-- Recorded data follows --
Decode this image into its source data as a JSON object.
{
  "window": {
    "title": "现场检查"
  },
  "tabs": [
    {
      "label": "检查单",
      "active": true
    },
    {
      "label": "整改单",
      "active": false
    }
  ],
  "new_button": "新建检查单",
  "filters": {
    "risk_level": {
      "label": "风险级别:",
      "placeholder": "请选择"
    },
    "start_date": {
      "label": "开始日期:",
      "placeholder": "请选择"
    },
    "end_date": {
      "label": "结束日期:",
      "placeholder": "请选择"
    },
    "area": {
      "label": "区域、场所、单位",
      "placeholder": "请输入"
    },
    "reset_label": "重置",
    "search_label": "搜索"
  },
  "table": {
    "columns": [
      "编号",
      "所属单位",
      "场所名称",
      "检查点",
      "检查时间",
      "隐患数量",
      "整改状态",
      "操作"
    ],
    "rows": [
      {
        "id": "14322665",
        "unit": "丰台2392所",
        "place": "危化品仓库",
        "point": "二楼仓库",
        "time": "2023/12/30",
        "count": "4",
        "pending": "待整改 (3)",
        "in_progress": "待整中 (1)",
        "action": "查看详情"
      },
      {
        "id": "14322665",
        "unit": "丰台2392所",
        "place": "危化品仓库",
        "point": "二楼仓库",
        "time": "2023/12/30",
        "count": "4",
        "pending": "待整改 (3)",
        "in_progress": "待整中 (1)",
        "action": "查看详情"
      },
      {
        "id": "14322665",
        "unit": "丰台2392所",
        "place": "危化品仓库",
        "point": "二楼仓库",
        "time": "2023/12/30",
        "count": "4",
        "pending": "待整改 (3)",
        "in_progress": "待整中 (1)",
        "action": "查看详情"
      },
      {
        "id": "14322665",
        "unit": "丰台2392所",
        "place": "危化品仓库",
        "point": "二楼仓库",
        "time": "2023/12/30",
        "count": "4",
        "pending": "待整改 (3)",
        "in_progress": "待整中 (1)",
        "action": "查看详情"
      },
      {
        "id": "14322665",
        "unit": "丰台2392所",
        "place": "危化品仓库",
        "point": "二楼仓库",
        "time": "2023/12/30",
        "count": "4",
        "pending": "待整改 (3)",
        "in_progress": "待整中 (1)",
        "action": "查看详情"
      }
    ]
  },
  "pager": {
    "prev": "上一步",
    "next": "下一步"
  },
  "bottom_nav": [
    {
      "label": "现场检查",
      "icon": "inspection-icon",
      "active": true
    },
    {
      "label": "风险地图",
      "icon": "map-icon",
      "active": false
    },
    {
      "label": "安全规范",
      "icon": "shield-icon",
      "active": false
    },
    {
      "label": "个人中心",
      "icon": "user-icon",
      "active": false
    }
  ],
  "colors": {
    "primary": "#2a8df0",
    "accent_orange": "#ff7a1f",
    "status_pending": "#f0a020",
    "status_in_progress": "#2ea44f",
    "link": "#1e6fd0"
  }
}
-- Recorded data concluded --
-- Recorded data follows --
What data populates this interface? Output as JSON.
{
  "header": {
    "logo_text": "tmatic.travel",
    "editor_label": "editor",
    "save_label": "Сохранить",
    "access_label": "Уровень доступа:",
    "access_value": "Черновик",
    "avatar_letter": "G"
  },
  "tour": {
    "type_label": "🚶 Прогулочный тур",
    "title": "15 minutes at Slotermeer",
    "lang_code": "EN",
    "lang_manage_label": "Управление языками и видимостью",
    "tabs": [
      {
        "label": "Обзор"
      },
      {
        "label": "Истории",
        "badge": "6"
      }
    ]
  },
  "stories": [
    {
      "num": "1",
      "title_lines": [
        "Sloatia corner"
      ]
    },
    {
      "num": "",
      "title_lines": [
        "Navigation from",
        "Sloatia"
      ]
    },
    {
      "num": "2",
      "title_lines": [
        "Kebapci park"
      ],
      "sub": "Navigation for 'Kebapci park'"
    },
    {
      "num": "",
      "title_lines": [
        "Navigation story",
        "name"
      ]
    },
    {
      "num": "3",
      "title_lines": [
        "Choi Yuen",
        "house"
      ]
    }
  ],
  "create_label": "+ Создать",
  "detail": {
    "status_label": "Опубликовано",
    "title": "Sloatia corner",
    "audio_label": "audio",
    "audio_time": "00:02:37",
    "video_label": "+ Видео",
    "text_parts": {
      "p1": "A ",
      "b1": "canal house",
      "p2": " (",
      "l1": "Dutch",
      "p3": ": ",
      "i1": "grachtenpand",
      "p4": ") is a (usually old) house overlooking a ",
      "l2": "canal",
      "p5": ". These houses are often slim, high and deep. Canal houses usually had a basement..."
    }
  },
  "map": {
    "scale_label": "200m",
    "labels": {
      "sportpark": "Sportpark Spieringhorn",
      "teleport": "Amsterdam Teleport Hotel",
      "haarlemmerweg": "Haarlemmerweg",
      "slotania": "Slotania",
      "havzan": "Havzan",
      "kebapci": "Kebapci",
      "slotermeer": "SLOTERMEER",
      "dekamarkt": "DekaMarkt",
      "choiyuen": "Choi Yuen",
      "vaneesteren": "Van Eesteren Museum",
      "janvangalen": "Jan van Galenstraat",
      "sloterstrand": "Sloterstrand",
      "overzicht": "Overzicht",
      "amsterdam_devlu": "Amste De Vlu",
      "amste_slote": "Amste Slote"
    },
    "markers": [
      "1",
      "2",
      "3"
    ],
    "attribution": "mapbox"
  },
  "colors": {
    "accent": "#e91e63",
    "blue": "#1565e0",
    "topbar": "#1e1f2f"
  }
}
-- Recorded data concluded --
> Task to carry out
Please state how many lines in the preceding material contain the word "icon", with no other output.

> Solved exercise
4